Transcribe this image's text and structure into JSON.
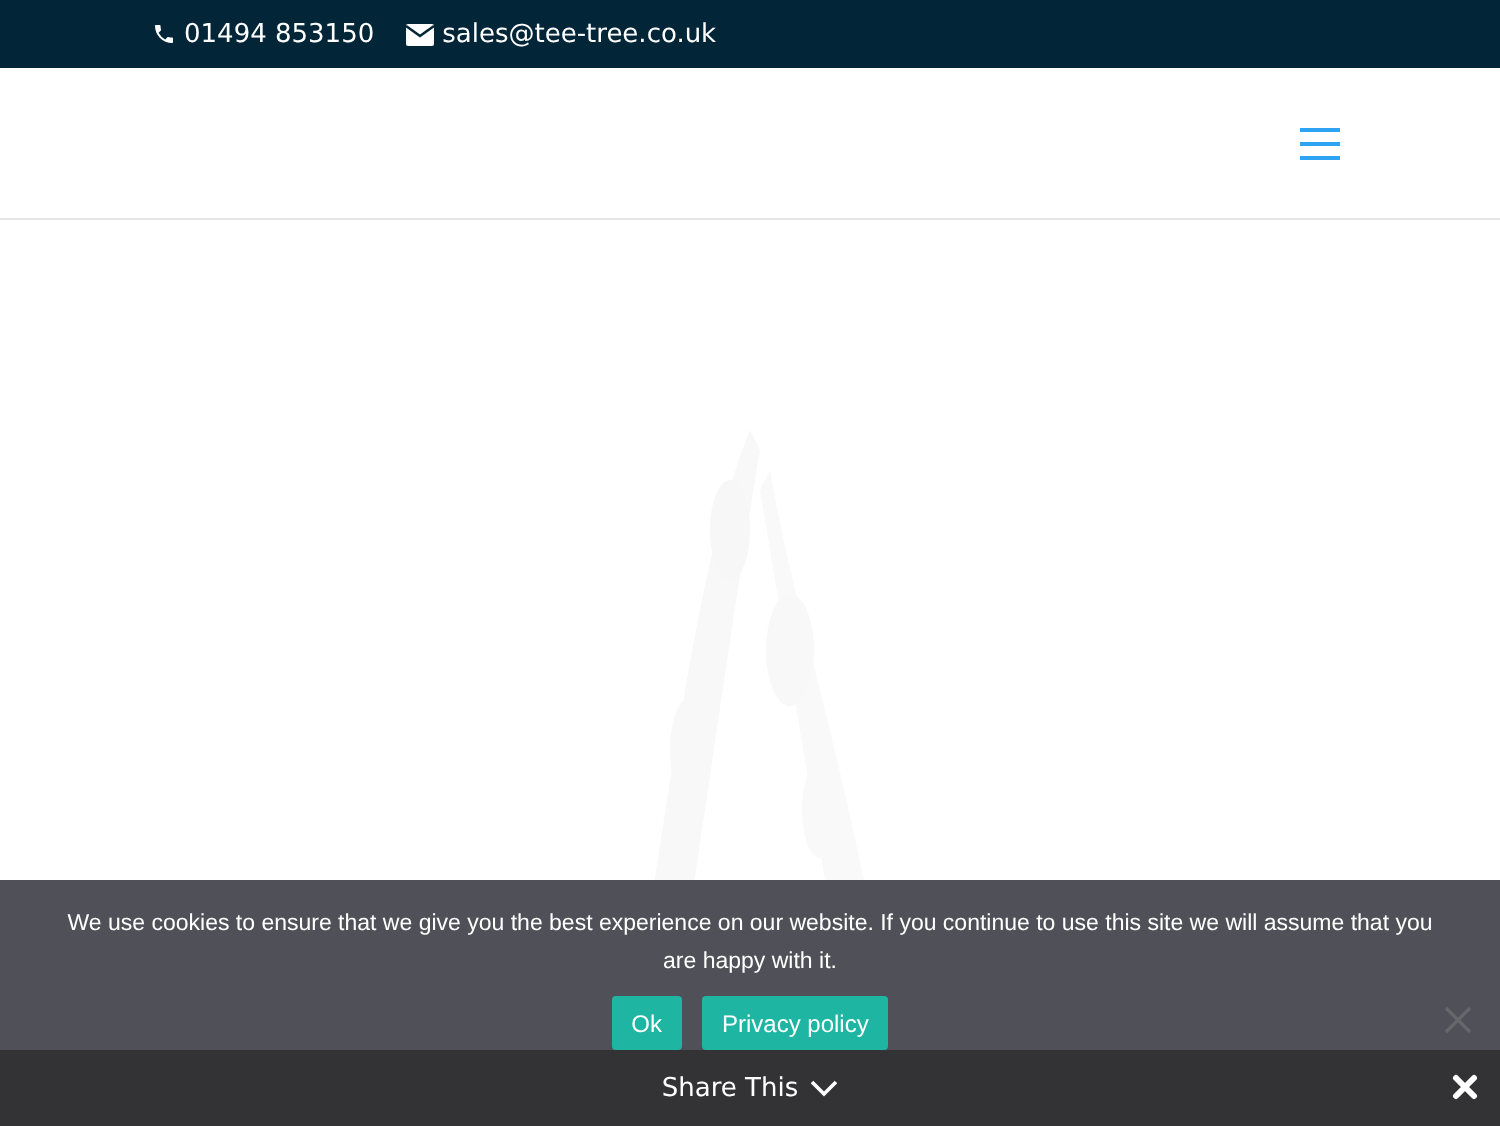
{
  "top_bar": {
    "phone": "01494 853150",
    "email": "sales@tee-tree.co.uk"
  },
  "cookie_notice": {
    "text": "We use cookies to ensure that we give you the best experience on our website. If you continue to use this site we will assume that you are happy with it.",
    "buttons": [
      "Ok",
      "Privacy policy"
    ]
  },
  "share_bar": {
    "label": "Share This"
  }
}
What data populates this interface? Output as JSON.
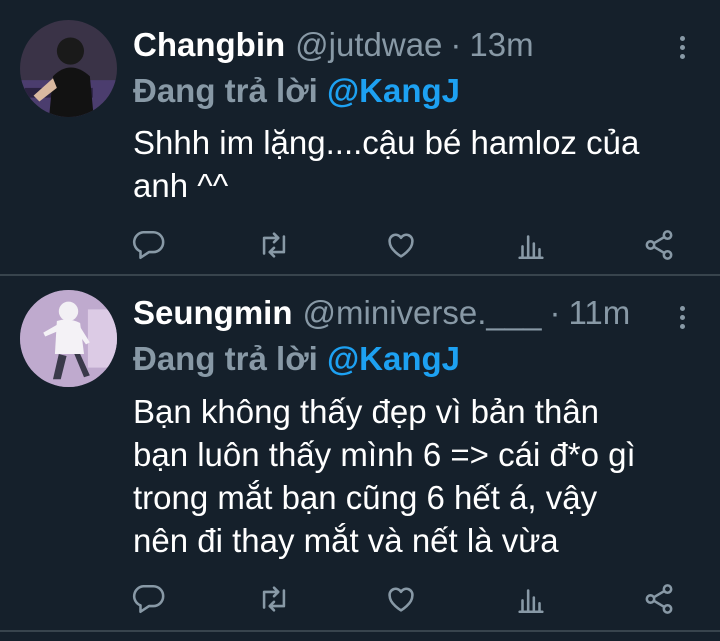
{
  "tweets": [
    {
      "name": "Changbin",
      "handle": "@jutdwae",
      "separator": "·",
      "time": "13m",
      "reply_prefix": "Đang trả lời",
      "reply_mention": "@KangJ",
      "lines": [
        "Shhh im lặng....cậu bé hamloz của",
        "anh ^^"
      ]
    },
    {
      "name": "Seungmin",
      "handle": "@miniverse.___",
      "separator": "·",
      "time": "11m",
      "reply_prefix": "Đang trả lời",
      "reply_mention": "@KangJ",
      "lines": [
        "Bạn không thấy đẹp vì bản thân",
        "bạn luôn thấy mình 6 => cái đ*o gì",
        "trong mắt bạn cũng 6 hết á, vậy",
        "nên đi thay mắt và nết là vừa"
      ]
    }
  ],
  "colors": {
    "background": "#15202b",
    "text": "#ffffff",
    "secondary": "#8899a6",
    "accent": "#1da1f2",
    "divider": "#38444d"
  },
  "icons": [
    "reply-icon",
    "retweet-icon",
    "like-icon",
    "stats-icon",
    "share-icon",
    "more-icon"
  ]
}
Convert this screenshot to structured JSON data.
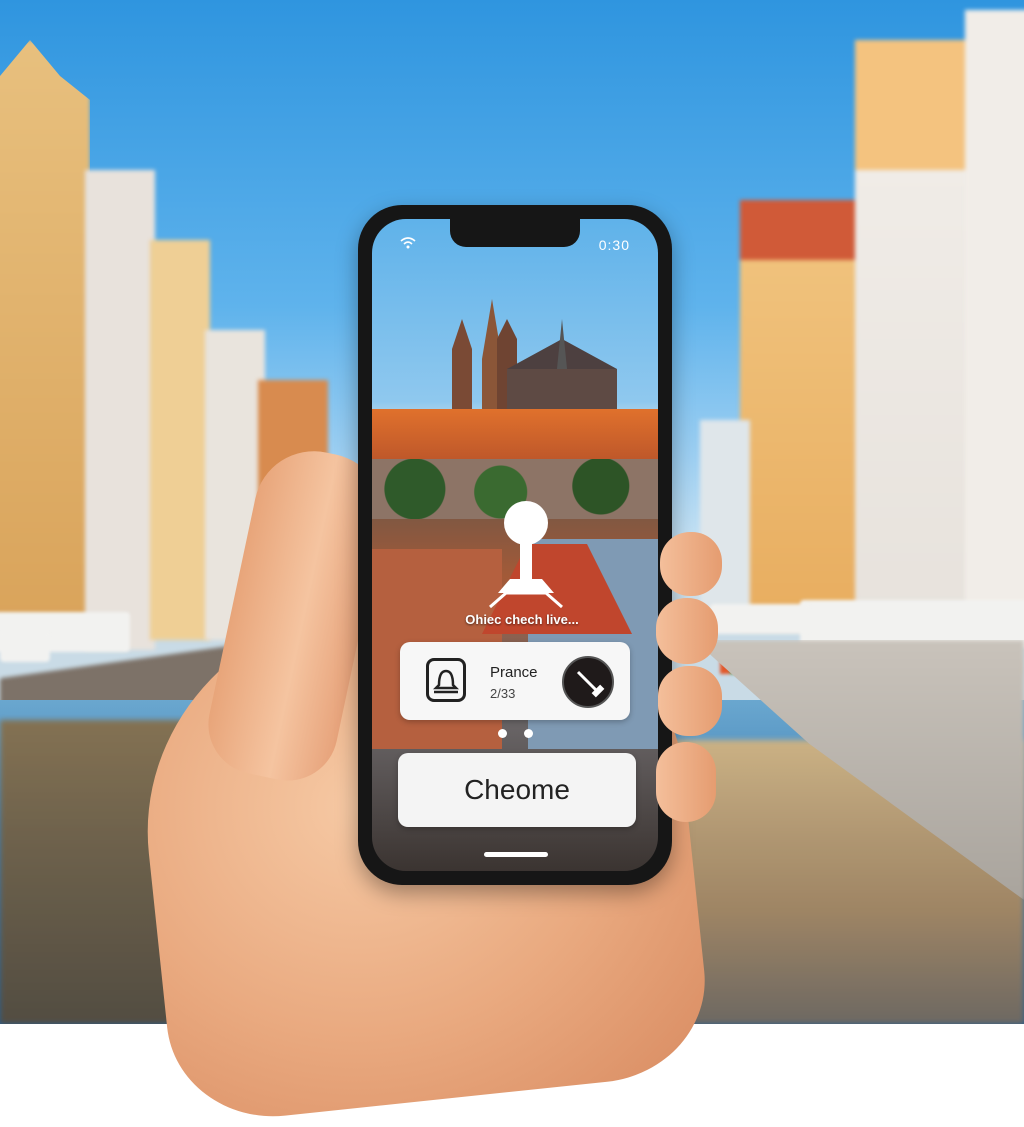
{
  "status_bar": {
    "left_icon": "wifi-icon",
    "time": "0:30"
  },
  "map_pin": {
    "icon": "map-pin-icon",
    "label": "Ohiec chech live..."
  },
  "info_card": {
    "icon": "bell-icon",
    "title": "Prance",
    "subtitle": "2/33",
    "action_icon": "hammer-icon"
  },
  "pager": {
    "count": 2,
    "active_index": 0
  },
  "primary_button": {
    "label": "Cheome"
  },
  "colors": {
    "sky_top": "#2f95df",
    "card_bg": "#f7f7f7",
    "button_bg": "#f4f4f4",
    "phone_frame": "#161616"
  }
}
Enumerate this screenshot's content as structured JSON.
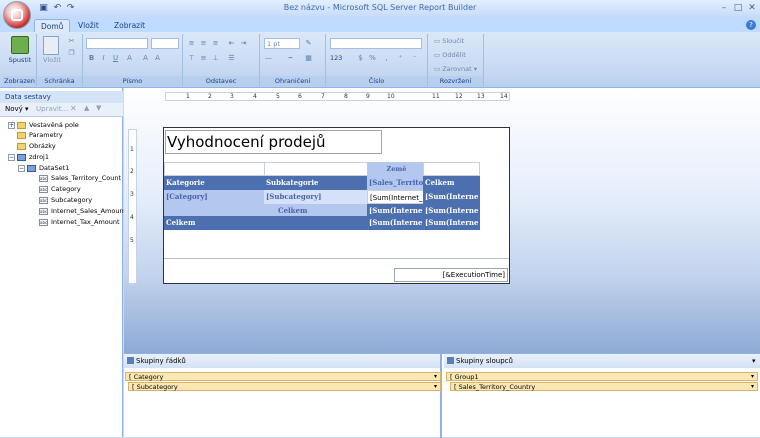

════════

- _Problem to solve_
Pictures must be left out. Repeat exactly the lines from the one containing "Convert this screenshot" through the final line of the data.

- _Result of the task_
Convert this screenshot to structured JSON data.
{
  "status_bar": {
    "left_icon": "wifi-icon",
    "time": "0:30"
  },
  "map_pin": {
    "icon": "map-pin-icon",
    "label": "Ohiec chech live..."
  },
  "info_card": {
    "icon": "bell-icon",
    "title": "Prance",
    "subtitle": "2/33",
    "action_icon": "hammer-icon"
  },
  "pager": {
    "count": 2,
    "active_index": 0
  },
  "primary_button": {
    "label": "Cheome"
  },
  "colors": {
    "sky_top": "#2f95df",
    "card_bg": "#f7f7f7",
    "button_bg": "#f4f4f4",
    "phone_frame": "#161616"
  }
}
Enumerate this screenshot's content as structured JSON.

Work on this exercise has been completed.